Once One HEART’s work was terminated there was nothing I could document other than the frantic two weeks Arlene Samen (Executive Director of One HEART) spent trying to get permission for her organization to continue its work. After the decision to stop One HEART’s work in Tibet had been made, Arlene left for Nepal. She is hoping to begin another maternal health program based in Kathmandu. Her Tibetan staff’s reaction to the bad news was interesting. I didn’t see them express any anger or utter one complaint. While they sat around in stunned disbelief the most reactive words I heard from them were ‘This is difficult’ and ‘This is sad’.
Today I learned that Arlene has decided to donate all of the One HEART assets in Tibet to the Tibetan Staff in hopes that they will be able to continue their work. They are currently looking for foundational support out of Hong Kong. It’s great to see that they are not giving up! I just hope they make it.
After Arlene left I decided to stay and document some of the drokpa families (nomadic families) in the areas where One HEART was about to expand its work. Since I couldn’t document One HEART’s work I decided to document the typical families they were working with. I hired a guide and three yaks and took off on a five day trek into the beautiful high mountain valleys north of Lhasa.
Yaks have three times more red blood cells than the average cow. With its long hair and ability to survive in oxygen depleted air the yak thrives in the high altitudes where cows would perish. Just as the buffalo was central to the life of Native Americans the yak is critical to the survival of the Tibetan nomads. The milk is made into cheese, yogurt and butter which is used in butter lamps and the omnipresent butter tea. The yak hair is woven into tents, blankets, bags and rope.

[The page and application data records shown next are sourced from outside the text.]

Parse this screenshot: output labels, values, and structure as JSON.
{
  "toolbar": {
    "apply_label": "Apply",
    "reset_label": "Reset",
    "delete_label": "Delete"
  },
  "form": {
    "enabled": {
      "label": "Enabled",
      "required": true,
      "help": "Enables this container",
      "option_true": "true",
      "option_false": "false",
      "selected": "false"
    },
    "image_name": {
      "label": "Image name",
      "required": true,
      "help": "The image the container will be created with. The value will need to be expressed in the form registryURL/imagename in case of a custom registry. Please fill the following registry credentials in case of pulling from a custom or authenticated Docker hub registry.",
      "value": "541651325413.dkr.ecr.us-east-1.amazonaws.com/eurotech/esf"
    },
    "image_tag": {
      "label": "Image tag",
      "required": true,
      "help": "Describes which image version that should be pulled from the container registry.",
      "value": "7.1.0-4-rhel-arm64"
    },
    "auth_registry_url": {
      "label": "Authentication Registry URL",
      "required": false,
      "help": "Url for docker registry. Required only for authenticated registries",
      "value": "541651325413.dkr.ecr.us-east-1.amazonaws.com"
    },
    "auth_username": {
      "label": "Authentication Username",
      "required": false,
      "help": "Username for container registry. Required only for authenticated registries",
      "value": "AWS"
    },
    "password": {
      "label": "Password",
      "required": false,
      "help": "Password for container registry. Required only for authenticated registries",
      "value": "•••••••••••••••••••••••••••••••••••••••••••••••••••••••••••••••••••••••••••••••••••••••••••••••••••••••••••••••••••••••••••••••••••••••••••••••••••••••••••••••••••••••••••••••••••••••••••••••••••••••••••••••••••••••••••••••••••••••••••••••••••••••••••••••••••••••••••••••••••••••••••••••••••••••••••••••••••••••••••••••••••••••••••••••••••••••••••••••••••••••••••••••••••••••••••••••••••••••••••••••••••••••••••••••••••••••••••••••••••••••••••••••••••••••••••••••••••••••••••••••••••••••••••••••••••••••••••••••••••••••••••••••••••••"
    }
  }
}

Yaks are great pack animals but are almost impossible to herd when they are alone. So anytime you need to hire a yak for a trek you need at least two. The typical price is about $6 per day per yak—the yak herder is free!